SafeWork NSW Executive Director of Compliance and Resolution, Tony Williams, said incidents involving forklifts were one of the biggest issues SafeWork NSW faced in the manufacturing space and inspectors would be out in force and could fine operators that were putting people at risk.
“Over the last two years, SafeWork NSW has recorded an astonishing 598 incidents involving forklifts. Tragically five of these incidents resulted in workplace fatalities,” Mr Williams said.
“While not all incidents involve an injury or death, many of these incidents include collisions between forklifts or other vehicles, rollovers, and objects falling off forklifts when loading or unloading.
“The main factor we see in people being killed or seriously injured by a forklift is primarily inadequate separation between pedestrians and forklifts, which leads to pedestrians being hit by a forklift or its load.
Mr Williams said “Almost 75 percent of all incidents happen in just five industries – transport, manufacturing, construction, retail and wholesale. We have issued 494 notices to operators in the same time the 598 incidents happened – almost 20 percent of workplaces don’t have simple seatbelt compliance in place.
“The use of forklifts continues to grow and they were great tools for all sorts of businesses, but if we were not doing it safely then people would be forced to stop using them,”Forklift Compliance Project
SafeWork’s 2021 Manufacturing Sector Plan, Forklift Compliance Project commences in September 2021 and would see Inspectors provide education to the industry along with conducting compliance checks against high-risk industries.

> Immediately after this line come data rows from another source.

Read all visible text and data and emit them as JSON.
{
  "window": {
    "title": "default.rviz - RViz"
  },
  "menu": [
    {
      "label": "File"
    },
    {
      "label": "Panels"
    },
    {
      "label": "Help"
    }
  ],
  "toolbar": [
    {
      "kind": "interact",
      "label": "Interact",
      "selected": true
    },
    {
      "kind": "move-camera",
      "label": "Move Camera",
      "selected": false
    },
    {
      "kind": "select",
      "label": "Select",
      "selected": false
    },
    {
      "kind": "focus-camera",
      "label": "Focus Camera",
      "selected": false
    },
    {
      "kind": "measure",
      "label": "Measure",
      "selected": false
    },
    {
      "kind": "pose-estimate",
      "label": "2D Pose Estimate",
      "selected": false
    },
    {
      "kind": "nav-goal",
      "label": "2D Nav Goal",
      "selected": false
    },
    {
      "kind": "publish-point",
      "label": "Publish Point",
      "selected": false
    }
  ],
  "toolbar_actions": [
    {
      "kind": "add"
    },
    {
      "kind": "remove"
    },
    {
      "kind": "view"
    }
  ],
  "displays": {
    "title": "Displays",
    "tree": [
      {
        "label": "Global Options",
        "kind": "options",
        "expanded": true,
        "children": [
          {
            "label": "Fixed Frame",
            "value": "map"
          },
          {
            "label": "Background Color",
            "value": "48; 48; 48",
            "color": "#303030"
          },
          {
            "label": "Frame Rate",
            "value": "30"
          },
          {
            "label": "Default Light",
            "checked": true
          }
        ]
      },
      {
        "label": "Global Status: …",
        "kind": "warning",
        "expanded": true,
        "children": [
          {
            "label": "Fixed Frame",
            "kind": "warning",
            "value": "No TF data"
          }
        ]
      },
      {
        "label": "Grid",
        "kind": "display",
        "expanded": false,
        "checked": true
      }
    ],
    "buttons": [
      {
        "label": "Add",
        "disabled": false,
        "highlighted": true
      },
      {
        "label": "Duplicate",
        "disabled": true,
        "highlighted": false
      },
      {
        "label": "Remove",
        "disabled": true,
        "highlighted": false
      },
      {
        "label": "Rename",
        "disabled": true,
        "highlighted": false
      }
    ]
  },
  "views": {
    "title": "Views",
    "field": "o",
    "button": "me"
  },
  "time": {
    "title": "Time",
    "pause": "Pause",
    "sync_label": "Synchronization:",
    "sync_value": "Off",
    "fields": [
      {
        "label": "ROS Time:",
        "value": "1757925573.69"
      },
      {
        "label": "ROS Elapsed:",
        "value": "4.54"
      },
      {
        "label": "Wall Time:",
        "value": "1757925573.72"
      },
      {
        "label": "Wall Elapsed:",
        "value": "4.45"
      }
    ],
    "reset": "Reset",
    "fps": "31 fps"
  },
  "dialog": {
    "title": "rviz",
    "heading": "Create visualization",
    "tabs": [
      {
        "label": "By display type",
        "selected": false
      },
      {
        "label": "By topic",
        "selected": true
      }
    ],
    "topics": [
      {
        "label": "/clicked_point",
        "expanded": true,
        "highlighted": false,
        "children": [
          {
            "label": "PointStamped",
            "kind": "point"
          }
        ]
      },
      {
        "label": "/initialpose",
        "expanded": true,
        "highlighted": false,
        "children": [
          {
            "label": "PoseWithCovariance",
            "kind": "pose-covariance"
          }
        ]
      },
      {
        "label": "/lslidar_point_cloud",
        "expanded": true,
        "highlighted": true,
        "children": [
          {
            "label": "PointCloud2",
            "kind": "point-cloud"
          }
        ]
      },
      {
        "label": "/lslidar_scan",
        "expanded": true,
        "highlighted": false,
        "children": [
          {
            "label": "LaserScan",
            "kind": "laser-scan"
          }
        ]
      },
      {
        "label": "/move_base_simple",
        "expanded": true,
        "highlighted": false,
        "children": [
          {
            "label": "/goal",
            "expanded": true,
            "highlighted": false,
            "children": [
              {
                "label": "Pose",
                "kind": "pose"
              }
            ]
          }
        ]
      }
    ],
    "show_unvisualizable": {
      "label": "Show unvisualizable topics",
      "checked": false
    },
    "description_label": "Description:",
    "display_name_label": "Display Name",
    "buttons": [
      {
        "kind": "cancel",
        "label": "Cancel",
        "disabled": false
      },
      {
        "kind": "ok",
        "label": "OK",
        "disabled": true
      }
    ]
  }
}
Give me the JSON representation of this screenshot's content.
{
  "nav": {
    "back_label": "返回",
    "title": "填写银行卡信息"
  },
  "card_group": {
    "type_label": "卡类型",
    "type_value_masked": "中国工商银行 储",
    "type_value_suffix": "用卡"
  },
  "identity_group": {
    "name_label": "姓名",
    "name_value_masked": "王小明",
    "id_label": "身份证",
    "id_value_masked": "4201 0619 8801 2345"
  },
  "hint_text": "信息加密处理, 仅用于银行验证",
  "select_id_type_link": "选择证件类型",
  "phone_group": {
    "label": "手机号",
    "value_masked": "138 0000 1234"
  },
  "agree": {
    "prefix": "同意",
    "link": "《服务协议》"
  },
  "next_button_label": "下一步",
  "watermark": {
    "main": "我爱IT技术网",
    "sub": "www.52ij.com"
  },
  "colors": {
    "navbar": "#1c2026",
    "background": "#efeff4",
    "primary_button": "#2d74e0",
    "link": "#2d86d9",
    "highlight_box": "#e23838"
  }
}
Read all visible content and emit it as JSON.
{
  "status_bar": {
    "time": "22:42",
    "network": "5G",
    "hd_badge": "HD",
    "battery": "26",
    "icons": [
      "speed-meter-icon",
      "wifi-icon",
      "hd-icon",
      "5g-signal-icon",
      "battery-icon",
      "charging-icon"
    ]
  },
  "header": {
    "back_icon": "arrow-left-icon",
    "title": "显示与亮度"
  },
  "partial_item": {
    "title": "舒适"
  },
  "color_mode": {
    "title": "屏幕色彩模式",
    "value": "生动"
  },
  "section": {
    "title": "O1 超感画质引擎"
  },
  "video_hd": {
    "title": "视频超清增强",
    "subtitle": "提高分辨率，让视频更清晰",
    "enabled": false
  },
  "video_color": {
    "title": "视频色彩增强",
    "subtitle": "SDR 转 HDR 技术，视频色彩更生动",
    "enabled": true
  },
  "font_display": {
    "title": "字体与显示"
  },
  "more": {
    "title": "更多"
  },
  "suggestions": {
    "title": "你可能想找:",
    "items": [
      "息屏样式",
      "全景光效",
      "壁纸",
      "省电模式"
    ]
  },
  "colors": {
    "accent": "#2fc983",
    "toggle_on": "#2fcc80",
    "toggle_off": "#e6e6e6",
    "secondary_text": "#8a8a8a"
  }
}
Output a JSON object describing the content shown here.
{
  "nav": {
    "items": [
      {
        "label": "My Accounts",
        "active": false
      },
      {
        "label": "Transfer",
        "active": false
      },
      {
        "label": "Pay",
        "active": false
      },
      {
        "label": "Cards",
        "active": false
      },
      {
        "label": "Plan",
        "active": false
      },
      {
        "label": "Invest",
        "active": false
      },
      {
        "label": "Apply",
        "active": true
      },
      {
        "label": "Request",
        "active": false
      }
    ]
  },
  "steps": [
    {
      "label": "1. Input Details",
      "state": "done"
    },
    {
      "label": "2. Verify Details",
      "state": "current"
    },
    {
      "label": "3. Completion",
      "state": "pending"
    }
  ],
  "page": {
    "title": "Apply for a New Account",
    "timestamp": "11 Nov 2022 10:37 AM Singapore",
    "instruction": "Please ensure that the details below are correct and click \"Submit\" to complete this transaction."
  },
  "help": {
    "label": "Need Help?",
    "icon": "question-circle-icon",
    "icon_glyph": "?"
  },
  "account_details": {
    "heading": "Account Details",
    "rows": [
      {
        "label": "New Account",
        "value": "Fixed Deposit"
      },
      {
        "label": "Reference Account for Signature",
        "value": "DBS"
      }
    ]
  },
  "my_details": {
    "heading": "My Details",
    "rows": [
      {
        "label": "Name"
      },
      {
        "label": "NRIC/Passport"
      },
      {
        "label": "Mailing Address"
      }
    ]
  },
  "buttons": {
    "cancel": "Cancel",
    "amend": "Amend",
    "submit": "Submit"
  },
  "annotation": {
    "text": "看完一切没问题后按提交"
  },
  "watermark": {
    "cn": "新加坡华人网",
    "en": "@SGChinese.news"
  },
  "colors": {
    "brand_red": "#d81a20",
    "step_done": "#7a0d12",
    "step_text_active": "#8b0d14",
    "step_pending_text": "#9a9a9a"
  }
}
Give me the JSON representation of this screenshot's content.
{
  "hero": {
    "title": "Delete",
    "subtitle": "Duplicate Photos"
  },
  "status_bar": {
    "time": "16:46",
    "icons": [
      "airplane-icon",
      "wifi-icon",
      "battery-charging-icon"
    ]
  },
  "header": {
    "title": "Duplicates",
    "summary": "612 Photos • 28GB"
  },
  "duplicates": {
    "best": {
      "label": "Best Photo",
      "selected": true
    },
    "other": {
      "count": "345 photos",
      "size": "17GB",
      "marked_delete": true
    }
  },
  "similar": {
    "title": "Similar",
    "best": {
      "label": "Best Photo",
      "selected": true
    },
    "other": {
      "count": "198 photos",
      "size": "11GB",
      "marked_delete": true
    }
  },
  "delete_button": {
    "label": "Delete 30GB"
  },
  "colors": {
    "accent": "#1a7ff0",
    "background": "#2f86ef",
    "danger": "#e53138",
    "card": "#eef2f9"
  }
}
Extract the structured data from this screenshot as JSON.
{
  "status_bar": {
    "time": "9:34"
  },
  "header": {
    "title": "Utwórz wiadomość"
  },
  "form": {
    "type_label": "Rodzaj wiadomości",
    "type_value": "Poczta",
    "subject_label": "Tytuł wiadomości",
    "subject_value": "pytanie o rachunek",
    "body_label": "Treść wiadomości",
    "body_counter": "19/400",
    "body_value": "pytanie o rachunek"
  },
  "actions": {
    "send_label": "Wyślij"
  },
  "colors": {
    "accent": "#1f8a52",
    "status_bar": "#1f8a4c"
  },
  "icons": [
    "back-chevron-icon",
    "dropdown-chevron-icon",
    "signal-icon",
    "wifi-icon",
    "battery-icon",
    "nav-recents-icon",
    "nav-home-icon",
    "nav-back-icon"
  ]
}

Mr Williams went on to say, “While always checking on compliance, Inspectors would be out educating users on forklift safety and is warning businesses and drivers that if they were doing the wrong thing, they would be held accountable; “But we would also engage, educate and build strong working relationships with identified high-risk industries, small businesses and locations to embed a culture of forklift safety.
SafeWork had already sent over 850 awareness letters to businesses encouraging them to get their workplaces in order in preparation of SafeWork inspectors turning up.
“SafeWork would be targeting those in high-risk industries, but any workplace in NSW that uses a forklift should expect a visit from a SafeWork inspector who would be looking at a range of issues including, licensing, traffic management, seatbelts, and forklift safety.
“They are not dodgem cars”.
On hearing the proposal by Scott Morrison, Tim Lyons, who conducted the review that resulted in the industrial manslaughter laws, said that “letting kids whizz around on forklifts is insane”.
“They are not dodgem cars,” he said in a Twitter post. “The kids are very likely to kill or injure themselves or someone else.”
Godfrey Moase, an executive director at the United Workers Union, said he had seen “a couple of fatalities” involving forklifts during his time as a union official.
“It’s as dangerous or can be as dangerous as a motor vehicle,” he said. “You’re driving … a piece of heavy equipment that can cause severe trauma injuries to people on impact.” He said the age should not be reduced.
“It’s a piece of heavy machinery that needs to be treated with due care and respect,” he said.
The ACT government issued a statement noting: “Sensible and safe measures to alleviate workforce shortages have been supported but allowing 16-year old’s to drive a forklift was unanimously rejected by all states and territories.”
“What we learn from history is that people don’t learn from history.” ~ Warren Buffett